I have a little secret. I don’t usually decorate for Valentine’s Day. I have actually had a little box of decorations out in my shed, but I never take them out. My husband and I have never really done much for Valentine’s Day. We prefer to surprise each other throughout the year instead.
However, now that my son is in school, it is really fun he gets to pass out Valentine cards to all his classmates. I thought, even if we don’t do much as a couple, I would like to have a few little decorations up around the house and maybe start some special traditions with the kids. I finally worked on my first Valentine craft this weekend.
Do you decorate for Valentine’s Day?
Since I am starting at square one for decorations, I decided to create a wreath. I actually scoured the sales after Christmas to find pink ornaments. I have had this wreath idea for months! The great thing was these ornaments were super cheap at 70 – 90% off! I purchased all of them from Target, Walmart and Big Lots.
How to Make an Ornament Wreath
Supplies needed: (contains affiliate links)
- Ornaments (get about twice as many as you think you will need)
- Wire wreath frame
- Floral wire
- Wire snips or sharp scissors
- Glue gun (not shown)
- Optional embellishments
- Ribbon for hanging (not shown)
- Helpful, but not necessary – pliers for wrapping wire
Step one: Gather your supplies. I used a heart wire wreath form I found at Jo Ann’s. They are only $4.99 and with a coupon are not too expensive. You will want to dump out your ornaments from the smaller containers into a larger bowl or tray to make this whole process go faster.
Step two: You will cut a length of wire about 3 1/2″ – 4″. (I just eyeballed it). I used 26 gauge floral wire. You could also use jewelry wire, but this is what I had on hand.
Note: the smaller the gauge of wire, the heavier, thicker and less flexible the wire will be. If you want to be able to twist the wire with your hands and not pliers, I would suggest a 26 or 28 gauge wire.
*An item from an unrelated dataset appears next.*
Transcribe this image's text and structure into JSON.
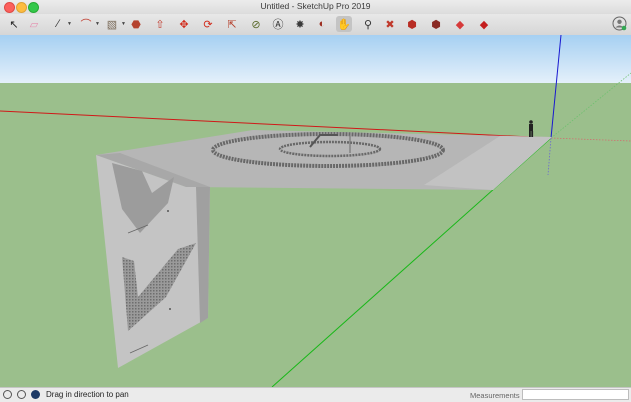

Step three: Wrap the two ends of the wire around your metal wreath form. Pliers can be helpful to loop the wire tightly, but are not necessary.
Lastly, fill in with the smaller ornaments. When I got down to the smaller ornaments I used two ornaments per wire to speed up the process of attaching them. Do not attach all the smallest ornaments to the wreath yet. Save some of them to use to fill in the next steps.
Step five: Use hot glue to attach the ornaments together. This prevents the ornaments from sliding around the wreath form and provides some stability for the delicate glass ornaments. Just place a dab of hot glue in between the ornaments and press them together.
You don’t have to glue every single ornament together. Just work in clusters and glue one cluster to the one next to it.
Step six: Use the smaller ornaments you saved from step four to fill in any gaps. No need to wire these ornaments, simply hot glue them to the other ornaments already on the wreath.
Step seven (optional): Add any additional embellishments with your hot glue gun. I found some pretty, sparkly butterflies I wanted to add. I could no longer use the clips on the back because the ornaments were in the way of the wire wreath frame. I simply snipped the clips off with my wire snips and attached the butterflies with hot glue.
Step eight: Attach a ribbon or hook to the back of your wreath form and hang!